>>>>

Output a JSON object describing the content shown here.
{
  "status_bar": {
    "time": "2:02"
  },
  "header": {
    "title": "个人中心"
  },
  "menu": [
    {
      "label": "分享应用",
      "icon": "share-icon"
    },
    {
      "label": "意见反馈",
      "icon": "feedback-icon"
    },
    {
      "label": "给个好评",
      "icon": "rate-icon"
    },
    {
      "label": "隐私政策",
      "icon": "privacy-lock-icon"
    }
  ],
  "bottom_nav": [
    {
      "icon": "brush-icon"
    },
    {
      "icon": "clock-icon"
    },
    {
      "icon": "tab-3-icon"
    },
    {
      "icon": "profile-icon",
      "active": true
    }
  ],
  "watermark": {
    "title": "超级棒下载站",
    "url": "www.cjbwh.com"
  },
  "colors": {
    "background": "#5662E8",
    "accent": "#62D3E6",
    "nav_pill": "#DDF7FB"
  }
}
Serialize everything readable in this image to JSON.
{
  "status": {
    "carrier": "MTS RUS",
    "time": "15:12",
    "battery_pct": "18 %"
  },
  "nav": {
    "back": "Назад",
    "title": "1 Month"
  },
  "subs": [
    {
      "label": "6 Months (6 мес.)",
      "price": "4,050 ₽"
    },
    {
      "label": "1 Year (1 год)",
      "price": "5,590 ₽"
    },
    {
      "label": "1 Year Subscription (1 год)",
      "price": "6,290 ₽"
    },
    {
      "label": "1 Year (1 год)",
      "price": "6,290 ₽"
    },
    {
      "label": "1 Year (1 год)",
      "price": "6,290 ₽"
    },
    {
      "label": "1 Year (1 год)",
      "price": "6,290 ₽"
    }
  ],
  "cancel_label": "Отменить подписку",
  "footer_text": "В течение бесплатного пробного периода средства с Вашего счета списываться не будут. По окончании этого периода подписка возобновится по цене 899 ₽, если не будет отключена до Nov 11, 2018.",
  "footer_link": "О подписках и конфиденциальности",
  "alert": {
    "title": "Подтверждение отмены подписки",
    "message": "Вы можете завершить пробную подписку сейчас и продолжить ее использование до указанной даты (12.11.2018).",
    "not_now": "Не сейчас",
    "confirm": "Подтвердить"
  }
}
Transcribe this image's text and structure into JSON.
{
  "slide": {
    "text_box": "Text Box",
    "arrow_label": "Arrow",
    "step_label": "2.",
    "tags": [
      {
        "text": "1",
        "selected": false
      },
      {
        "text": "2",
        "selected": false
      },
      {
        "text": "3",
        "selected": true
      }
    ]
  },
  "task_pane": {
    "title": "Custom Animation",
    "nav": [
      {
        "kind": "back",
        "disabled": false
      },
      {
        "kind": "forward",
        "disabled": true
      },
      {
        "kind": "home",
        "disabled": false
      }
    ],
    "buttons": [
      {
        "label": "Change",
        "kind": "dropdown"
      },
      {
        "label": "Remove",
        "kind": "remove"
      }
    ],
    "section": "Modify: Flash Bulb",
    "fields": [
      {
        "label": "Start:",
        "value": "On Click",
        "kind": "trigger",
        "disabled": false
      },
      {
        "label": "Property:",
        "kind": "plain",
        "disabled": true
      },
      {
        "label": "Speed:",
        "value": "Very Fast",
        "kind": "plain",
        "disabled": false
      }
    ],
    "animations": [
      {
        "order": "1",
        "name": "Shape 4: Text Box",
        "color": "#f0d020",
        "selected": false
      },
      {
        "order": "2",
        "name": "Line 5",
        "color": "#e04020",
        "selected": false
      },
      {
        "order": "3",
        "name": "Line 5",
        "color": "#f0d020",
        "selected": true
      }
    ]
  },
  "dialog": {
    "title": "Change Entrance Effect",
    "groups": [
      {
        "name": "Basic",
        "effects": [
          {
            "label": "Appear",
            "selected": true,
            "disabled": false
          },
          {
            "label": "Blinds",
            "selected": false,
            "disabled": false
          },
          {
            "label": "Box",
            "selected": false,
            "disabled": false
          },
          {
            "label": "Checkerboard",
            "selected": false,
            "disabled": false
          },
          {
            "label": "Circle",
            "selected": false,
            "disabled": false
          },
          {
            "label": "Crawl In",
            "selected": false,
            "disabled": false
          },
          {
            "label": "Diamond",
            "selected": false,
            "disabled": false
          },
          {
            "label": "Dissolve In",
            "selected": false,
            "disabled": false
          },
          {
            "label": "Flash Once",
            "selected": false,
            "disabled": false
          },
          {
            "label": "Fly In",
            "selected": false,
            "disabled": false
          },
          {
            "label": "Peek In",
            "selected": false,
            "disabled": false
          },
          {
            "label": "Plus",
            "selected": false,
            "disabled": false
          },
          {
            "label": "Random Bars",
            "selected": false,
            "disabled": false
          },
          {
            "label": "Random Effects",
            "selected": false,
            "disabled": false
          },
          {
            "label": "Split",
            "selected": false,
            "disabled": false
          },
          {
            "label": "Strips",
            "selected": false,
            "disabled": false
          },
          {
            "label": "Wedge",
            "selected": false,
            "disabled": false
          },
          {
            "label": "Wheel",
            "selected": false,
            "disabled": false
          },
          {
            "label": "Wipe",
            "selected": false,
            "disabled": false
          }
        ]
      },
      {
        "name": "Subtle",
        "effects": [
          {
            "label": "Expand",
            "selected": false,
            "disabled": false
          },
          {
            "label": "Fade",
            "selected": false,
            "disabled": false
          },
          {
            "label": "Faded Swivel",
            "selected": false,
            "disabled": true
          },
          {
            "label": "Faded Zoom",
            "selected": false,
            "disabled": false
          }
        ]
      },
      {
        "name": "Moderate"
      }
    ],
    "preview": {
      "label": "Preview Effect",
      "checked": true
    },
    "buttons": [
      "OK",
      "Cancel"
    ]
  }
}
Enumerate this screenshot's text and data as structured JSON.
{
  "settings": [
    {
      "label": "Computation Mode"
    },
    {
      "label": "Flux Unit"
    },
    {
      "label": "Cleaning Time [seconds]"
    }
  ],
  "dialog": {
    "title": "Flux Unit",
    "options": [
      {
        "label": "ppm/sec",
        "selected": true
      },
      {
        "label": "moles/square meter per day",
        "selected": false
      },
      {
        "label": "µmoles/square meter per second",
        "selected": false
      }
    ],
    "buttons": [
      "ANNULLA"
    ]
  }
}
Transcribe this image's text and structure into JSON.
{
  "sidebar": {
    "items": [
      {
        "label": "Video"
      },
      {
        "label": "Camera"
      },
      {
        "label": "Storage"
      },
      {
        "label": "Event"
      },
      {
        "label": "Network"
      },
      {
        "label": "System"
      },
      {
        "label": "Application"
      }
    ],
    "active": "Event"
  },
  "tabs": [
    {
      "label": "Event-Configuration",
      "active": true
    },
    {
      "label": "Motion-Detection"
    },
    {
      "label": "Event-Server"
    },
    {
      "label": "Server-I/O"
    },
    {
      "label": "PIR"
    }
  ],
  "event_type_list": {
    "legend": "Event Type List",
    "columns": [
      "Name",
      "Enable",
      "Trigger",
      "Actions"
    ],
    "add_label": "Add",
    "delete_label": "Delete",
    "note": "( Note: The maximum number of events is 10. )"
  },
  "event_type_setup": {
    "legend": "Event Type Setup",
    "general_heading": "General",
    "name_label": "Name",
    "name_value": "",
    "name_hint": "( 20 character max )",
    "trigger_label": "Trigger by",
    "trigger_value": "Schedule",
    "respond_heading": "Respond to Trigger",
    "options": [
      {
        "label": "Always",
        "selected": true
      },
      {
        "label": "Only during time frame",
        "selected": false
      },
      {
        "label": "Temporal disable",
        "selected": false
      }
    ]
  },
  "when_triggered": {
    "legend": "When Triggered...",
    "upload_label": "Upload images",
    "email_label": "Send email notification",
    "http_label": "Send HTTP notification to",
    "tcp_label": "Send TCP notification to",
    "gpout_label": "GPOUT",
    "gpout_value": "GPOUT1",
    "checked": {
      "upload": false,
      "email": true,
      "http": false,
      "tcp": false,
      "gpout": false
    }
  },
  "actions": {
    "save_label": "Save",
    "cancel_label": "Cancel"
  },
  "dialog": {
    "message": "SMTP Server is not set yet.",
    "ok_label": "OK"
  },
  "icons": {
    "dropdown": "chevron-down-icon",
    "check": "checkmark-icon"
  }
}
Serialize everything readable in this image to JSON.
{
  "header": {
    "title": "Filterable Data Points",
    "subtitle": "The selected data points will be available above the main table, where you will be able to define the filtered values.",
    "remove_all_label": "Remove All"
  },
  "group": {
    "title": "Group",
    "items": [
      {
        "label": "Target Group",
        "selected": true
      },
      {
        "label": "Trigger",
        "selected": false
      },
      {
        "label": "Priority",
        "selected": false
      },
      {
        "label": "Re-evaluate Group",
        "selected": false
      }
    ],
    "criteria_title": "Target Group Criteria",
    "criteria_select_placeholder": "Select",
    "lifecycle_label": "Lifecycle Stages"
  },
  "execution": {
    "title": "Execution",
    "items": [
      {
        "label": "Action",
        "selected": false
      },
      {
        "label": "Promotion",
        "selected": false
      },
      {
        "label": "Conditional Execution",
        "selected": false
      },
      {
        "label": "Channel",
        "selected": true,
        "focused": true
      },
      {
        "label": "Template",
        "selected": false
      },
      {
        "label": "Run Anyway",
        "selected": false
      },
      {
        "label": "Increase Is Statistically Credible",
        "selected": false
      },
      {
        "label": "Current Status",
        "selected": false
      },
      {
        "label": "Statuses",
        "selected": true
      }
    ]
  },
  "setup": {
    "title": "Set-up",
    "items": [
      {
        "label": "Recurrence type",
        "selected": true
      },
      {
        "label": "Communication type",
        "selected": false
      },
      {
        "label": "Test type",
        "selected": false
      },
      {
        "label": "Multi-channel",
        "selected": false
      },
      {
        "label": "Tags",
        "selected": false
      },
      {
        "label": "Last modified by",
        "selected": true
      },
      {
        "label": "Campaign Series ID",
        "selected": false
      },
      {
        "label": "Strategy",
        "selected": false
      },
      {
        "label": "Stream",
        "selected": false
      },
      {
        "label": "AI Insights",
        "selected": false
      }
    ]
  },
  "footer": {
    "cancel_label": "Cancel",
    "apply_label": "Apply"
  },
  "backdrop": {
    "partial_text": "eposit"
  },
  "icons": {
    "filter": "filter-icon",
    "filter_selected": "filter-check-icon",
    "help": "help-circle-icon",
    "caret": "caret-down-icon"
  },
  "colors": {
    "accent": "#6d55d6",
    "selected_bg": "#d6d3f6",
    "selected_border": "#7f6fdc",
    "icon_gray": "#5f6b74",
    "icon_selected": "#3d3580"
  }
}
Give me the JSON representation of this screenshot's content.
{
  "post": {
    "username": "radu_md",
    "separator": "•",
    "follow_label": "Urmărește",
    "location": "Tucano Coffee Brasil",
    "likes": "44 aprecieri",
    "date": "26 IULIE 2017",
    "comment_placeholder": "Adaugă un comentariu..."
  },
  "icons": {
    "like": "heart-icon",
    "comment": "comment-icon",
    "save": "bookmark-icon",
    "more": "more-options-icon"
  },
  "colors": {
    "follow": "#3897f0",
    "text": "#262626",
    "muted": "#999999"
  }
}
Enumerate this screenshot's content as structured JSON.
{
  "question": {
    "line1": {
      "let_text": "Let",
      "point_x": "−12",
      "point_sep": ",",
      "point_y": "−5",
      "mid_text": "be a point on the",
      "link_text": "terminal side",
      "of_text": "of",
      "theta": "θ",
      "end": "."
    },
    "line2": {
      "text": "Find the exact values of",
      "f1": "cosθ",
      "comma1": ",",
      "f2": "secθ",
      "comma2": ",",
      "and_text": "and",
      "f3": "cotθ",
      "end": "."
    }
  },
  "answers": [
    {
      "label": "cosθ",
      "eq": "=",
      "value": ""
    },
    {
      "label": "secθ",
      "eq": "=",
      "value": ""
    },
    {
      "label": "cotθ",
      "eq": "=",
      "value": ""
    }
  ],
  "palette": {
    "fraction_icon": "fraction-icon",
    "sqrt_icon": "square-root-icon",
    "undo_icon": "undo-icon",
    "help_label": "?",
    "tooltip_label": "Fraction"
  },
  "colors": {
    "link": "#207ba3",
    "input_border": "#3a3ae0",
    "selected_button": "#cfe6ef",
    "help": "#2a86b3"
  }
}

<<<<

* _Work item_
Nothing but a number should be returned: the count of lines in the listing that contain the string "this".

* _Exercise output_
7